One-stop shopping for luck, banking, and healthcare on 10th Street and 3rd Avenue.
Photograph by Allison V. Smith.
I held off on posting this till one of us could sit face-to-face with our friend Lee and tell her that her friend Tigie had died. It was Steve who finally broke the news to Lee.
I never did meet Tigie, but I knew who she was starting from when I was nineteen or so, when I still lived in Dallas, which is where I met Lee. I was hoping that once Lee moved back to Dallas she and I could revisit Marfa (we went there in 2006) and I could meet Tigie.
Well, nothing to stop our going back to Marfa.
For me, browsing the offerings of The Vermont Country Store is a little like clearing out the house of an elderly relative who’s died.
Tender sentiments and pity mingle with embarrassment and faint revulsion.
“Hell is empty and all the devils are here.”
They were what you might call a guild of master printers.
On September 27, 1900, they pondered their future and they et. They started off with Blue Points, a splash of sherry, something called Essence of White Sage Hen, olives, salted almonds, and celery.

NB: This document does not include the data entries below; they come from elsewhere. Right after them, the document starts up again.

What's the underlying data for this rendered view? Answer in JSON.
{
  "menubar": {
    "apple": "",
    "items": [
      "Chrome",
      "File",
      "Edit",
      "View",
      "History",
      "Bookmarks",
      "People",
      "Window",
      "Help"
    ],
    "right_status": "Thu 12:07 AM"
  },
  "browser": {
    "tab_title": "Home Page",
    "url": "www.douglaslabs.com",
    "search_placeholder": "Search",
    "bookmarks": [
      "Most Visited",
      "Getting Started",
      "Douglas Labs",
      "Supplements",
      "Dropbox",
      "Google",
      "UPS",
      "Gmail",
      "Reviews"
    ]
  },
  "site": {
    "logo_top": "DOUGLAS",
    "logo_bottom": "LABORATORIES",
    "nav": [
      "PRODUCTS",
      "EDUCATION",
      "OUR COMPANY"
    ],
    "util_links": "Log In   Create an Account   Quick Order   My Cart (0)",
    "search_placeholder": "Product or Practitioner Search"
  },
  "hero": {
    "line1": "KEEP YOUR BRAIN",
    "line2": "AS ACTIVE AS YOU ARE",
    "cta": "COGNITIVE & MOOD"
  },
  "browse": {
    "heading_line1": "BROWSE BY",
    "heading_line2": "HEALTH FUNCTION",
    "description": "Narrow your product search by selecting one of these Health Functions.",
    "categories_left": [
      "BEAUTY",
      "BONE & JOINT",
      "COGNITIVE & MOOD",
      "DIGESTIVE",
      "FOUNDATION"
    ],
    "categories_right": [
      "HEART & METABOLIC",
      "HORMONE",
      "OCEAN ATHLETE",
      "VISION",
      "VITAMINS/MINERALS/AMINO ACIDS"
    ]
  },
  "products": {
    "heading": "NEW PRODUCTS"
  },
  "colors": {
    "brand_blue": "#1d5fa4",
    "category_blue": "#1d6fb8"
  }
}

Then turbans of black bass, sliced cucumbers, and potatoes marquises. And/or diamondback terrapin (in case). And/or lamp chops with asparagus tips. (And Parisian potatoes!) Washed down with various 1884 Sauternes.
There was an interval of sherbet crème de menthe (to cleanse the palate?) and cigarettes, followed by roast stuffed quail (imperiale) with corn cake and guava jelly. Plus lettuce and tomato, filled with celery and mayonnaise. A gulp or so of Moët & Chandon.
Ice cream (en surprise) and assorted cakes for afters. A cheese course of Roquefort cheese and “saline wafers.” And a wee nip of Chartreuse. Topped off by café noir and cigars.
(From the wonderful NYPL Menu Collection.)
What got me started was the discovery that animation artist Sally Cruikshank has an Etsy shop where she’s selling watercolors.
Cruikshank is probably best known for Quasi at the Quackadero (1975), which is now listed on the United States National Film Registry. Or you may have seen the animated sequences she contributed to Sesame Street in the nineties.
My favorite, though, has always been Make Me Psychic. “Which way to the we-fwesh-ments?”
(Many of Cruikshank’s films are available for viewing on her YouTube channel, laughingsal, as well as on a DVD you can buy from her Etsy shop.)
via Stellar (I’ve got two invites y’all)
My mother was one of the many who visited the 1939 World’s Fair in New York. I asked her once about the Futurama, a kind of ride into the future twenty years hence.
“You rode the Futurama?” I asked her.
“Yes. Of course.”
“Wow! What was it like?”
[Dismissively.] “Oh, we just sat in little cars that we didn’t drive. We rode around on tracks and looked at the future.”
Someday this too will be the Old Weird America. Try to appreciate it now, like a time traveler.
— Jesse Walker (@notjessewalker) March 5, 2012
Anil Dash, Meg Hourihan, Matt Haughey, Paul Bausch, and Evan Williams discuss How do blogs need to evolve?
Anil begins the conversation with:
It seems like some of the basic elements of the form, such as comments, have been stuck in a model that doesn’t work very well to encourage quality responses and also doesn’t fit the way people do things socially online these days. Oddly, a blog comment isn’t even as good a social object as a photo.